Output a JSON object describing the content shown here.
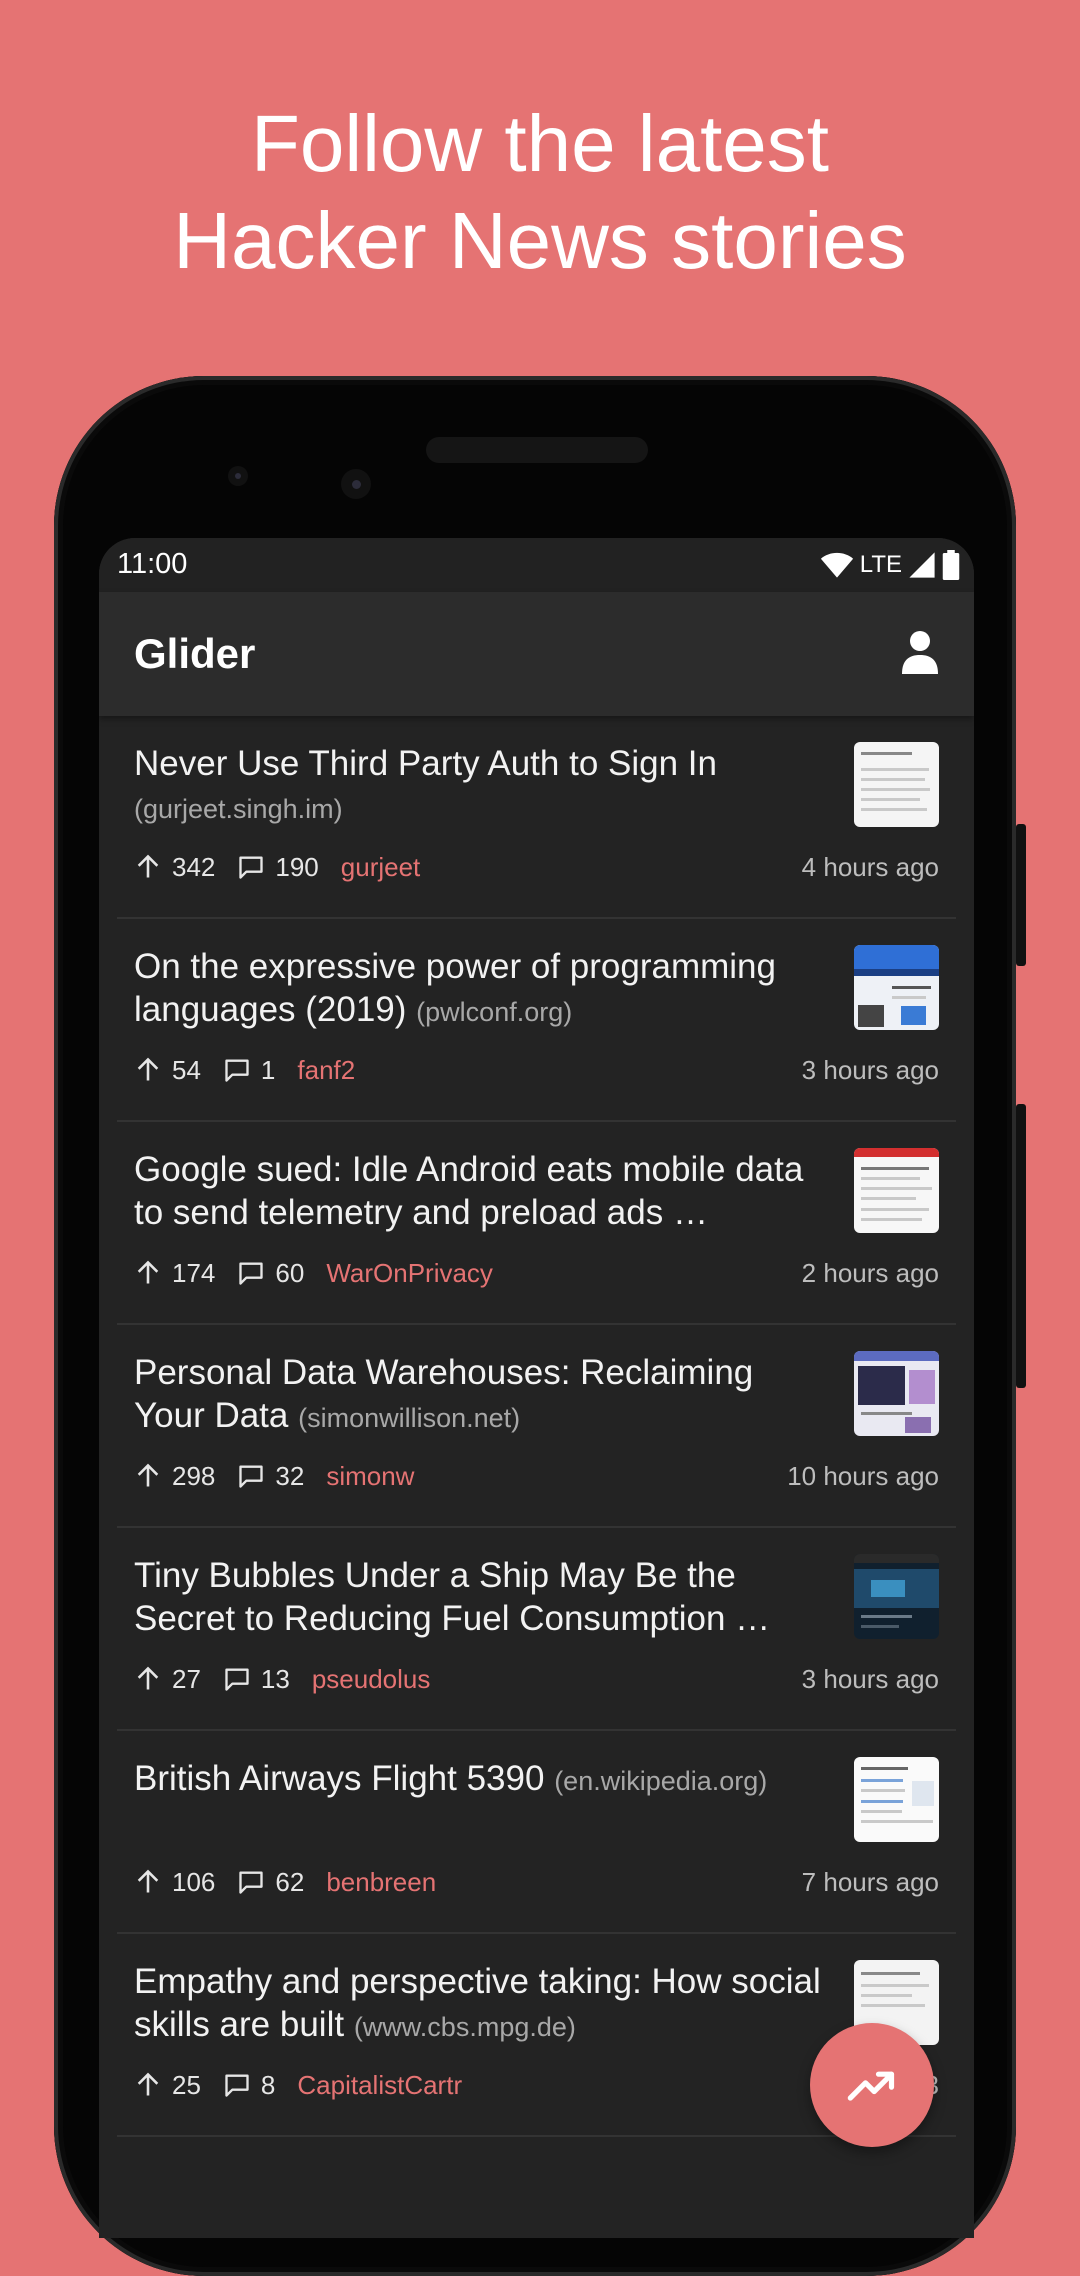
{
  "promo": {
    "line1": "Follow the latest",
    "line2": "Hacker News stories"
  },
  "status_bar": {
    "time": "11:00",
    "network": "LTE",
    "icons": [
      "wifi-icon",
      "signal-icon",
      "battery-icon"
    ]
  },
  "app_bar": {
    "title": "Glider",
    "account_icon": "account-icon"
  },
  "stories": [
    {
      "title": "Never Use Third Party Auth to Sign In",
      "domain": "(gurjeet.singh.im)",
      "points": "342",
      "comments": "190",
      "author": "gurjeet",
      "time": "4 hours ago"
    },
    {
      "title": "On the expressive power of programming languages (2019)",
      "domain": "(pwlconf.org)",
      "points": "54",
      "comments": "1",
      "author": "fanf2",
      "time": "3 hours ago"
    },
    {
      "title": "Google sued: Idle Android eats mobile data to send telemetry and preload ads …",
      "domain": "",
      "points": "174",
      "comments": "60",
      "author": "WarOnPrivacy",
      "time": "2 hours ago"
    },
    {
      "title": "Personal Data Warehouses: Reclaiming Your Data",
      "domain": "(simonwillison.net)",
      "points": "298",
      "comments": "32",
      "author": "simonw",
      "time": "10 hours ago"
    },
    {
      "title": "Tiny Bubbles Under a Ship May Be the Secret to Reducing Fuel Consumption …",
      "domain": "",
      "points": "27",
      "comments": "13",
      "author": "pseudolus",
      "time": "3 hours ago"
    },
    {
      "title": "British Airways Flight 5390",
      "domain": "(en.wikipedia.org)",
      "points": "106",
      "comments": "62",
      "author": "benbreen",
      "time": "7 hours ago"
    },
    {
      "title": "Empathy and perspective taking: How social skills are built",
      "domain": "(www.cbs.mpg.de)",
      "points": "25",
      "comments": "8",
      "author": "CapitalistCartr",
      "time": "3"
    }
  ],
  "fab": {
    "icon": "trending-up-icon"
  },
  "colors": {
    "background": "#e57373",
    "accent": "#e57373",
    "surface": "#232323",
    "app_bar": "#2c2c2c"
  }
}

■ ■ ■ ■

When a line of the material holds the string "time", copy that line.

▶ WRITTEN ANSWER:
    "time": "11:00",
      "time": "4 hours ago"
      "time": "3 hours ago"
      "time": "2 hours ago"
      "time": "10 hours ago"
      "time": "3 hours ago"
      "time": "7 hours ago"
      "time": "3"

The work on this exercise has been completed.